The variety of products and the need to drive sales from the low-margin staple toothpaste to the higher-profit secondary items, such as whitening products, floss, denture items and the new mechanical toothbrushes, has forced many retailers to get creative with the shelf design and product placement in this category.

For example, at the Publix store, the toothpaste was on the middle shelves, framing toothbrushes in a horizontal display, and with adjacencies to other products. Meanwhile, mouthwash was on the bottom shelf, and mechanical toothbrushes and whitening kits on the top shelf.

"Since toothpaste is the staple of that category, with mouthwash second, they are trying to creatively wrap toothpaste around the other products," said Don Bacon, senior analyst, Gladson Interactive Services, Lisle, Ill.
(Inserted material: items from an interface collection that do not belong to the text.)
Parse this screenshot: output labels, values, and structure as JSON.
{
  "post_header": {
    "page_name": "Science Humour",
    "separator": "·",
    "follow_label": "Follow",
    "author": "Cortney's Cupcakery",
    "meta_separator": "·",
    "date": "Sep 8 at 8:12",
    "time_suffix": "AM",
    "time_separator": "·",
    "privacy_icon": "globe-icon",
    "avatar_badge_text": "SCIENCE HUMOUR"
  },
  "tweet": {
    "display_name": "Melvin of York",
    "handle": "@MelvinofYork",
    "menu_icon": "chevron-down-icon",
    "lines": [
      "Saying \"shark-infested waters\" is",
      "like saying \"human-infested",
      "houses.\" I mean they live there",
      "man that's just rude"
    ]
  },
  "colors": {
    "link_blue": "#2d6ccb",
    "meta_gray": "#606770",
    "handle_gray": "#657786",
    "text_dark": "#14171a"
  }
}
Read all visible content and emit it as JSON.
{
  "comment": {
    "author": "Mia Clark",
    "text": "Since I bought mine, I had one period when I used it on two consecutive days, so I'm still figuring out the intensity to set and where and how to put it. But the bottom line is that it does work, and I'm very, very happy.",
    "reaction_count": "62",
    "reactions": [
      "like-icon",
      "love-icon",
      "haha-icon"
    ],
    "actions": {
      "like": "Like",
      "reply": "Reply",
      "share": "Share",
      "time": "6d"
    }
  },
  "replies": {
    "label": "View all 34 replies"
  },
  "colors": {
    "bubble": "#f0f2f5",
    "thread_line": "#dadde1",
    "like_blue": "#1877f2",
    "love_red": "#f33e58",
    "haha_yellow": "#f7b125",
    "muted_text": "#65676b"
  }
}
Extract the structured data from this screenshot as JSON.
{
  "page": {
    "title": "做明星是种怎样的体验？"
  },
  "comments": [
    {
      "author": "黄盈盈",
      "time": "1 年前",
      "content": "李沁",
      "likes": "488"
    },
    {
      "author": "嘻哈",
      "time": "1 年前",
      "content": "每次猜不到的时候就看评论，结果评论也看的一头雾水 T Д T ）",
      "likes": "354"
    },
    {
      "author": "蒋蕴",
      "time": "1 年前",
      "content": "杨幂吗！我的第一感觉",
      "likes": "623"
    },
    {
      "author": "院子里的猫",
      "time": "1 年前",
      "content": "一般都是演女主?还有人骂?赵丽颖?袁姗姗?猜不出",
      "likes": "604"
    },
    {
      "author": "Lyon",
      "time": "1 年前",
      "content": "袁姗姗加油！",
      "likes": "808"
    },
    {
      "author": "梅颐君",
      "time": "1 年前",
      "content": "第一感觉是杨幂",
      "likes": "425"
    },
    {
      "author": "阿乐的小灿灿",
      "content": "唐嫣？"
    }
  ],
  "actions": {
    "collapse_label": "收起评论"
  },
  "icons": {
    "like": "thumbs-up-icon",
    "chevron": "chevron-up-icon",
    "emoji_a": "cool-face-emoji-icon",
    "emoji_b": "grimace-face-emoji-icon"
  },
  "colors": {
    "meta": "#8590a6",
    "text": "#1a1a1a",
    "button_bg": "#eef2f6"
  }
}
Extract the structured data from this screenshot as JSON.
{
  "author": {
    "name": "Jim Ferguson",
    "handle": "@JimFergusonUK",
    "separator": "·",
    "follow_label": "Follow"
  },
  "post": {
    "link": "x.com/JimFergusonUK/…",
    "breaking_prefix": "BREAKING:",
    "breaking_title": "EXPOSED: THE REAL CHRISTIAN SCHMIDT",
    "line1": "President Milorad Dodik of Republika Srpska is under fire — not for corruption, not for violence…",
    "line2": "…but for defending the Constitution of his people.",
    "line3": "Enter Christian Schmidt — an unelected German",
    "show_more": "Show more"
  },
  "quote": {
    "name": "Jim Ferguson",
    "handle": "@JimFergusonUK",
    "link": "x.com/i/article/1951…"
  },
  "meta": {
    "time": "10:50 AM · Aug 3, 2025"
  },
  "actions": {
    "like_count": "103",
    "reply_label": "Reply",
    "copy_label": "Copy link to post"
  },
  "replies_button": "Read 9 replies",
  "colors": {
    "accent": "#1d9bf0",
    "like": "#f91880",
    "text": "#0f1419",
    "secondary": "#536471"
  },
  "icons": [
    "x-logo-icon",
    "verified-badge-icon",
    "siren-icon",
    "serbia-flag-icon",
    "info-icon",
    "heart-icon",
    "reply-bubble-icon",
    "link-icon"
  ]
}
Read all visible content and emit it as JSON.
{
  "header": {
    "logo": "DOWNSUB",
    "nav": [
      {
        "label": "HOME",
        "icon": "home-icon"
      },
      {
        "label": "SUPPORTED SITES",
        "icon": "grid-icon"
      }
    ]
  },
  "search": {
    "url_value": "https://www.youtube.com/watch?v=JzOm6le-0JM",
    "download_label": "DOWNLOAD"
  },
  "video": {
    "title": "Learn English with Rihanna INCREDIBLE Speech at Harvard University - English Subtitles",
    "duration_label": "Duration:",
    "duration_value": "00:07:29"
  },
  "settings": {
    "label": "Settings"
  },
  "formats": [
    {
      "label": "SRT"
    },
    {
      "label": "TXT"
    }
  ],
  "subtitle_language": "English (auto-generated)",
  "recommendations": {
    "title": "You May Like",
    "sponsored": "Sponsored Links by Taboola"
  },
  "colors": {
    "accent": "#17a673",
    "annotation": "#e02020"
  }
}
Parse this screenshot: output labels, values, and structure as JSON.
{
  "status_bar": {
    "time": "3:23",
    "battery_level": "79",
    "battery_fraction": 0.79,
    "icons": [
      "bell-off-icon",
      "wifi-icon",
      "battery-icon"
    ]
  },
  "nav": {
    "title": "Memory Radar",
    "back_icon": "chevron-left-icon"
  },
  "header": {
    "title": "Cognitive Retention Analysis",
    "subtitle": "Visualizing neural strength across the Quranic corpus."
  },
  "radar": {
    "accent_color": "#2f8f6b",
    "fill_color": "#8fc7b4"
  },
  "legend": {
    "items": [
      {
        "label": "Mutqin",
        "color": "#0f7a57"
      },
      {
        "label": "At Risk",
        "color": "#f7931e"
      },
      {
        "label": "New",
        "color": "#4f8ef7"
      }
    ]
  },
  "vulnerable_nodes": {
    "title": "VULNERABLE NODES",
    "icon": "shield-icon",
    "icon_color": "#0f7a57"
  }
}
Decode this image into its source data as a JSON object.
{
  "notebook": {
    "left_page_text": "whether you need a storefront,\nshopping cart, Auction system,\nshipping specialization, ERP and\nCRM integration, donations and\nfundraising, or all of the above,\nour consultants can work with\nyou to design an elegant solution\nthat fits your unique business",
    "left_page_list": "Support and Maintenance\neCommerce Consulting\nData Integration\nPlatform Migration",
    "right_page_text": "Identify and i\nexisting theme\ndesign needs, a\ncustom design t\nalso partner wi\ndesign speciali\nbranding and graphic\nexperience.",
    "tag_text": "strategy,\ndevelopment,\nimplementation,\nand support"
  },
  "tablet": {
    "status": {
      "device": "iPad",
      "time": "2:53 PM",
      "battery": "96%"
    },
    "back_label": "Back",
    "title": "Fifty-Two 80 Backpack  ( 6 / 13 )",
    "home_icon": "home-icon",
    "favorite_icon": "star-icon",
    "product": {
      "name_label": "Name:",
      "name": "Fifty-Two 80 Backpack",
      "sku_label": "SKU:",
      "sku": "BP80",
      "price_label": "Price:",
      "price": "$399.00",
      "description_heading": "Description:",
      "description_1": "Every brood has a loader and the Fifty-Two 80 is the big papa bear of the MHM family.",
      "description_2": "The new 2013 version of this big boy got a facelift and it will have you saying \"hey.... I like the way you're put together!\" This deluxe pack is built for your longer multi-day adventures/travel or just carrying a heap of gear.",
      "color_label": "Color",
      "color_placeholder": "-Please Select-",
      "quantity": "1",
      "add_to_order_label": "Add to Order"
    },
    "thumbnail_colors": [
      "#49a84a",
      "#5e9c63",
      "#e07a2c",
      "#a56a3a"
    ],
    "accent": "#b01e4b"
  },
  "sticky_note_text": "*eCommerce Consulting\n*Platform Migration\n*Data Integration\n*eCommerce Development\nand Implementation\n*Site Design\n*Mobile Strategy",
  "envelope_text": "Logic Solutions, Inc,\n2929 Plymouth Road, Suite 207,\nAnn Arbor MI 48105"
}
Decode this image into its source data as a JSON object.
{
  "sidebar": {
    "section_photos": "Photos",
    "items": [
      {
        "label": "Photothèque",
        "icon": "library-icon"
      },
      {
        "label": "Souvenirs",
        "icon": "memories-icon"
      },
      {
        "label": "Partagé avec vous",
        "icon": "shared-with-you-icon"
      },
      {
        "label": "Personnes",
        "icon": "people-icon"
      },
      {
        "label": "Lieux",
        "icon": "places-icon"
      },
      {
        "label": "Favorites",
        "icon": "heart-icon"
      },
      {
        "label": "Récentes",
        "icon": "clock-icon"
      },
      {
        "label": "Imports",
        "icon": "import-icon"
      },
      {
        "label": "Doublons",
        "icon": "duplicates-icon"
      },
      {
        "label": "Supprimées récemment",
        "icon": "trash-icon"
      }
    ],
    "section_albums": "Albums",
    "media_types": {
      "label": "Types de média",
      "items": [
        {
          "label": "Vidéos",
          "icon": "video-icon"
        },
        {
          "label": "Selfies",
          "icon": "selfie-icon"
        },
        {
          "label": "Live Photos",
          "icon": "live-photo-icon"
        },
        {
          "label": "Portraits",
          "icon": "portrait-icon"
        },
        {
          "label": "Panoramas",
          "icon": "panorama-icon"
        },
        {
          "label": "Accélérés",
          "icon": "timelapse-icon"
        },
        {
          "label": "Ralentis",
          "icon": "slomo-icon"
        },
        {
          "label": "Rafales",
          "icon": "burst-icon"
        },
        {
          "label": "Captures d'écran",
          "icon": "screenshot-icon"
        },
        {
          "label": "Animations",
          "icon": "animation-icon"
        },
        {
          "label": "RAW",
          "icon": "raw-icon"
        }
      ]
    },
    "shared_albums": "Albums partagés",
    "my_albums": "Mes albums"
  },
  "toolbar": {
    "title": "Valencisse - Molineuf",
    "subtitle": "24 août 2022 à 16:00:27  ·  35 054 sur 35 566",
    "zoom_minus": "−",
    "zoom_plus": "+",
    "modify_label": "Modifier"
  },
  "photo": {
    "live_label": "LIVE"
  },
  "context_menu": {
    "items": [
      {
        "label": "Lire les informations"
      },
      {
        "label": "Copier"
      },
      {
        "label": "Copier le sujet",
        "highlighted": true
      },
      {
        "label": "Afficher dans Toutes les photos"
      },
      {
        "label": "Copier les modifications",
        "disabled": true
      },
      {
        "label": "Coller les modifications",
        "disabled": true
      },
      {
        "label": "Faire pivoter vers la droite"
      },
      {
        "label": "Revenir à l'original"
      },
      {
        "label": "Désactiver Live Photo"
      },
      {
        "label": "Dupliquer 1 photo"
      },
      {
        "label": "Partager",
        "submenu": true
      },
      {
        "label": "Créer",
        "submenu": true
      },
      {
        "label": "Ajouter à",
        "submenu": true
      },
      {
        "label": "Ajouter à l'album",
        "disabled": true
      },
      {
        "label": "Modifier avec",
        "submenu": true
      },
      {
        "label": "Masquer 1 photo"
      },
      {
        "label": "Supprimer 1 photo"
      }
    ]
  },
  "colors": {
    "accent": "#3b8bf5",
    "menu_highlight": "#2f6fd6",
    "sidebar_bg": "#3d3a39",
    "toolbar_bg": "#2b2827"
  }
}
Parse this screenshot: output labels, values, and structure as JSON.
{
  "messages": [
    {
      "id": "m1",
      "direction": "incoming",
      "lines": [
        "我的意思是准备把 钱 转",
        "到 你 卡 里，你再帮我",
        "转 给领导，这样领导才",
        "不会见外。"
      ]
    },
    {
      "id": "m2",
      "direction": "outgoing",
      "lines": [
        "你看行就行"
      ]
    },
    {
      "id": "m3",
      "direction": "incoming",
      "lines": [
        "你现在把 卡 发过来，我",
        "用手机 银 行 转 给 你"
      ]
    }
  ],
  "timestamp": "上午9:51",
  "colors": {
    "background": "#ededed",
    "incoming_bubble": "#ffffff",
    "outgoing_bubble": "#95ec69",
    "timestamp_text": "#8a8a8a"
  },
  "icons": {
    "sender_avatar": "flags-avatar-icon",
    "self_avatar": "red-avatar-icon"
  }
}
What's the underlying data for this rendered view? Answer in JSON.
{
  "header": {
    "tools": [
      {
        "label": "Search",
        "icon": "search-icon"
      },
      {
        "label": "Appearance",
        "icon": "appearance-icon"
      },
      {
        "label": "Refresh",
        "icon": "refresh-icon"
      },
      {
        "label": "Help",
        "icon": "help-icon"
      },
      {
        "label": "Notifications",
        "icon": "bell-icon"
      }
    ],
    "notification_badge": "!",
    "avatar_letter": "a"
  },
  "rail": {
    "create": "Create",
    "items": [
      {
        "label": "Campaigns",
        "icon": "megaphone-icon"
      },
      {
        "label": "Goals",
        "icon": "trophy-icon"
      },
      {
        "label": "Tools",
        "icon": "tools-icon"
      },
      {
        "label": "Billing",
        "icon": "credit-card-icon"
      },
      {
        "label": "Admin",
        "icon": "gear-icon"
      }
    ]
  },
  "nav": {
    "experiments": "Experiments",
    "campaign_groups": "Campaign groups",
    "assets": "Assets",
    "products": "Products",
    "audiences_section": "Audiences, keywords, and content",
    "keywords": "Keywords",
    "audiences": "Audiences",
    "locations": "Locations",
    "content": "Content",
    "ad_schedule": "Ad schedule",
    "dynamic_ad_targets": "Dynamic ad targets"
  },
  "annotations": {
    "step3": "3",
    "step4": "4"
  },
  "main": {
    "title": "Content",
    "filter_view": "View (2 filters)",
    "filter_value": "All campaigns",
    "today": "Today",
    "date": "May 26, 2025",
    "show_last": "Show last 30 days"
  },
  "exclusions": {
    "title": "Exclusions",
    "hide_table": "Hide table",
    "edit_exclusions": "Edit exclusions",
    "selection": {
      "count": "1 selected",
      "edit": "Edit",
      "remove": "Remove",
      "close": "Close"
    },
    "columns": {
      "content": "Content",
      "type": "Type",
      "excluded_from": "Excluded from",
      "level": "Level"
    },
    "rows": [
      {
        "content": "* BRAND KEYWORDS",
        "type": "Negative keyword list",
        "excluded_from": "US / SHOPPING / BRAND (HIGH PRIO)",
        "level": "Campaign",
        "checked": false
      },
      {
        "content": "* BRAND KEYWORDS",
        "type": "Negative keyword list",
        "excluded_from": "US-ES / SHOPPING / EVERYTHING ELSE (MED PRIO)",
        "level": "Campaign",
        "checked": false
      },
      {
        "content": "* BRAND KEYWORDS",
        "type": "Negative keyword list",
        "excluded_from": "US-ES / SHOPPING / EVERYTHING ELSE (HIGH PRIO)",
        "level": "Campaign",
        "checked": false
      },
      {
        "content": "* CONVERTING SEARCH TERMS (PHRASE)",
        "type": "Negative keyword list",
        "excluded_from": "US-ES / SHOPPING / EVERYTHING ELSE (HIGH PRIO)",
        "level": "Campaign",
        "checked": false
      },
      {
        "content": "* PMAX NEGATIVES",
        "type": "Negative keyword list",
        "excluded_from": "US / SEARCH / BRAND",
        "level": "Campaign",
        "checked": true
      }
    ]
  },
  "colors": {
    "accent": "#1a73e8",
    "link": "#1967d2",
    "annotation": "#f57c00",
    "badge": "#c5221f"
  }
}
Almost every store visited by SN in Orlando used an endcap to promote oral care products, and Publix, Winn-Dixie and Kash n' Karry all were featuring private-label mouthwash items. In the case of Kash n' Karry, the top shelf of such an endcap near the store's pharmacy featured an attractive array of products from the category, including toothpastes, toothbrushes, floss, a mechanical toothbrush and whitening products. Whitening products are a fast-growing segment in the oral care category, and all the stores visited by SN had a wide variety of items addressing this need. Nearly all carried at least one stockkeeping unit of Rembrandt toothpaste, a few whitening system kits, and the recently introduced Colgate Simple White product. The Super Target featured this item on an endcap, promoting it for $13.99.

As part of the market study, SN visited three dollar stores -- Dollar General, Family Dollar and Dollar Tree -- and one with a similar merchandising and pricing strategy, Big Lots. All four had eight-foot sections for oral care, and most were toward the front of the stores.

Product assortments included toothpastes, toothbrushes and mouthwashes, combining a handful of national brands with private-label merchandise. In most cases, prices were lower than other stores; for instance, a 33-oz. private-label mouthwash was usually $1 at these outlets, while the lowest price seen elsewhere was $1.44 at the Wal-Mart Supercenter. But not all prices were this low. For example, Dollar General sold a Colgate Navigator toothbrush for $3, higher than six of nine other stores visited by SN.